He went to Google Earth and found other pools in the area that summer. “I got four of them to agree to be on my phone, on my hotline,” he said. He advertised his number all over town, facilitated rentals between callers and pool owners, and delivered checks to owners every two weeks.
“It blew up really quickly, so I decided to drop out of school, fundraise, and then start Swimply,” Laskin said.
He had studied Talmudic law in Israel before changing his life path. He then raised $1.2 million in investments to launch Swimply in 2019. In 2020, amid pandemic travel and activity restrictions, the business grew 4,000%, with just two full-time employees full.
“We had a lot of landlords who signed up very quickly because they needed the income. It was a good way to easily generate income when you needed it most. And people needed a safe place to congregate,” Laskin said. “Swamply was one of the things that was still open during the pandemic and so people were able to gather and congregate there.
A $10 million funding round followed in January 2021, led by growth equity firm Norwest Venture Partners, which helped Spotify and Uber grow. Swimply then launched an app and expanded its team to 75 with an office in Hollywood Hills.
The team includes engineers, designers and developers, as well as concierges who work directly with pool owners.
“We have a team of white glove pool partners who will help run your business and help you with pricing and photography and give advice,” Laskin said. “It’s entirely up to pool owners what they want to charge, how many guests they want to allow, any amenities you want to offer. It’s totally up to them. So we have people who partner with you to make those decisions and help answer all your questions.
Pool owners can decide if they want to allow children, pets, alcohol or music. “You’re in full control,” Laskin said.
Owners can also decline bookings for activities they don’t want their pool used for, such as commercial photo and video shoots.
The average reservation size nationwide is four people, while the average reservation in the Hamptons is eight, he said. The average booking time is two hours.
New York was the first state in which Swimply expanded statewide as its range of services expanded.
“The Hamptons are actually really cool. It’s one of our coldest markets,” he said.
He explained that while most rentals are for family activities and health purposes, in the Hamptons, rentals are more often for luxury, high-end experiences.
“People are spending twice, three times as much in the Hamptons to rent the accommodations there, and then we see a lot of events in the Hamptons as well — a lot of cool parties and stuff like that,” he said.
In Miami and Los Angeles, many bookings are for youth parties, while in the Hamptons bookings are often for corporate events, private swims and expensive dates, he said.

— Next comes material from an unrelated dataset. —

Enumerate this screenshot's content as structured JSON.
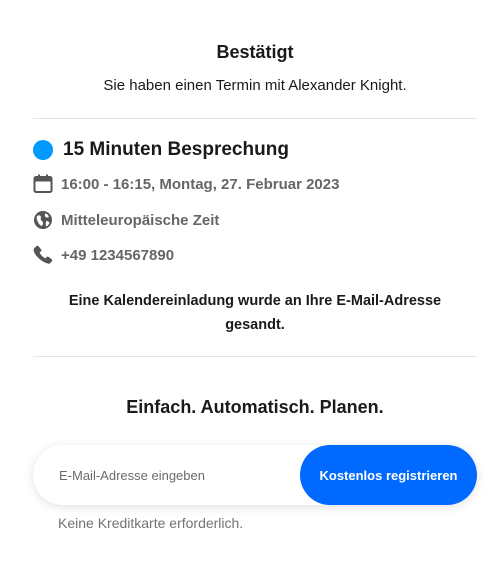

Owners are protected in the event of a problem during the rental of their swimming pool. Swimply offers $1 million in liability insurance and up to $10,000 in property damage coverage, Laskin said.
“We haven’t really reinvented the wheel here,” he said. “We do what Airbnb does and what other companies do.” And users must sign waivers before their first booking, he added.

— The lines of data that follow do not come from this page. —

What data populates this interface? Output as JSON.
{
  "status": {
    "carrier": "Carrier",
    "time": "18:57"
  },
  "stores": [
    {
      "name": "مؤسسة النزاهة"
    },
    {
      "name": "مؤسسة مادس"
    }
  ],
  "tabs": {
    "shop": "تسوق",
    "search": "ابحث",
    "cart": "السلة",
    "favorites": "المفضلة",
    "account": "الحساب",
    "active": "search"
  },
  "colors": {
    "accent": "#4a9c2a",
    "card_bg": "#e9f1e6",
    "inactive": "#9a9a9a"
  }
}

Swimply also offers an online portal where neighbors can report any disruption caused by pool rentals. If the owners are found to have violated Swimply’s “Good Neighbor Standards”, they will be deactivated until the neighbor confirms that a conversation has taken place with the owner.

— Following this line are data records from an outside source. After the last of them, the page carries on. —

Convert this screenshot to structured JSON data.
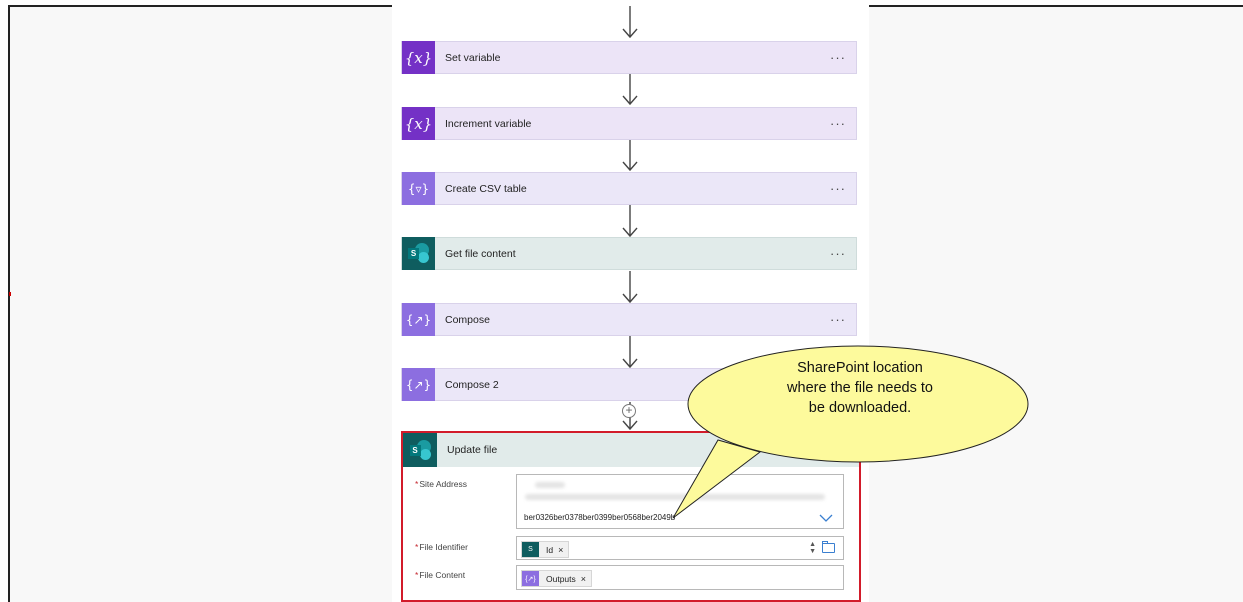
{
  "flow": {
    "steps": [
      {
        "label": "Set variable",
        "icon": "variable-icon",
        "more": "···"
      },
      {
        "label": "Increment variable",
        "icon": "variable-icon",
        "more": "···"
      },
      {
        "label": "Create CSV table",
        "icon": "data-operation-icon",
        "more": "···"
      },
      {
        "label": "Get file content",
        "icon": "sharepoint-icon",
        "more": "···"
      },
      {
        "label": "Compose",
        "icon": "data-operation-icon",
        "more": "···"
      },
      {
        "label": "Compose 2",
        "icon": "data-operation-icon"
      }
    ],
    "variable_glyph": "{x}",
    "csv_glyph": "{▿}",
    "compose_glyph": "{↗}",
    "sp_letter": "S"
  },
  "update_file": {
    "title": "Update file",
    "highlight_color": "#d21b2a",
    "fields": {
      "site_address": {
        "label": "Site Address",
        "required": "*",
        "value": "ber0326ber0378ber0399ber0568ber2049b"
      },
      "file_identifier": {
        "label": "File Identifier",
        "required": "*",
        "token": "Id",
        "token_remove": "×"
      },
      "file_content": {
        "label": "File Content",
        "required": "*",
        "token": "Outputs",
        "token_remove": "×"
      }
    }
  },
  "callout": {
    "lines": [
      "SharePoint location",
      "where the file needs to",
      "be downloaded."
    ],
    "fill": "#fdfa9c"
  },
  "colors": {
    "variable_icon": "#7431c6",
    "data_icon": "#8c6ee0",
    "sharepoint_icon": "#0f5d5f"
  }
}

Laskin pointed out that Swimply’s service is a whole new consumer behavior and one that needs to be regulated.
“With Airbnb, it was a gray area,” he said. “With us, it’s even grayer. We are currently in discussions with many different regulators on how to regulate Swimply and ensure its safety at all levels, but we are taking many proactive steps ourselves regardless of that.
Swimply plans to add boat rentals to its offerings soon, but not for sailing or speed around the harbor. The idea is to allow groups to rent moored boats to relax.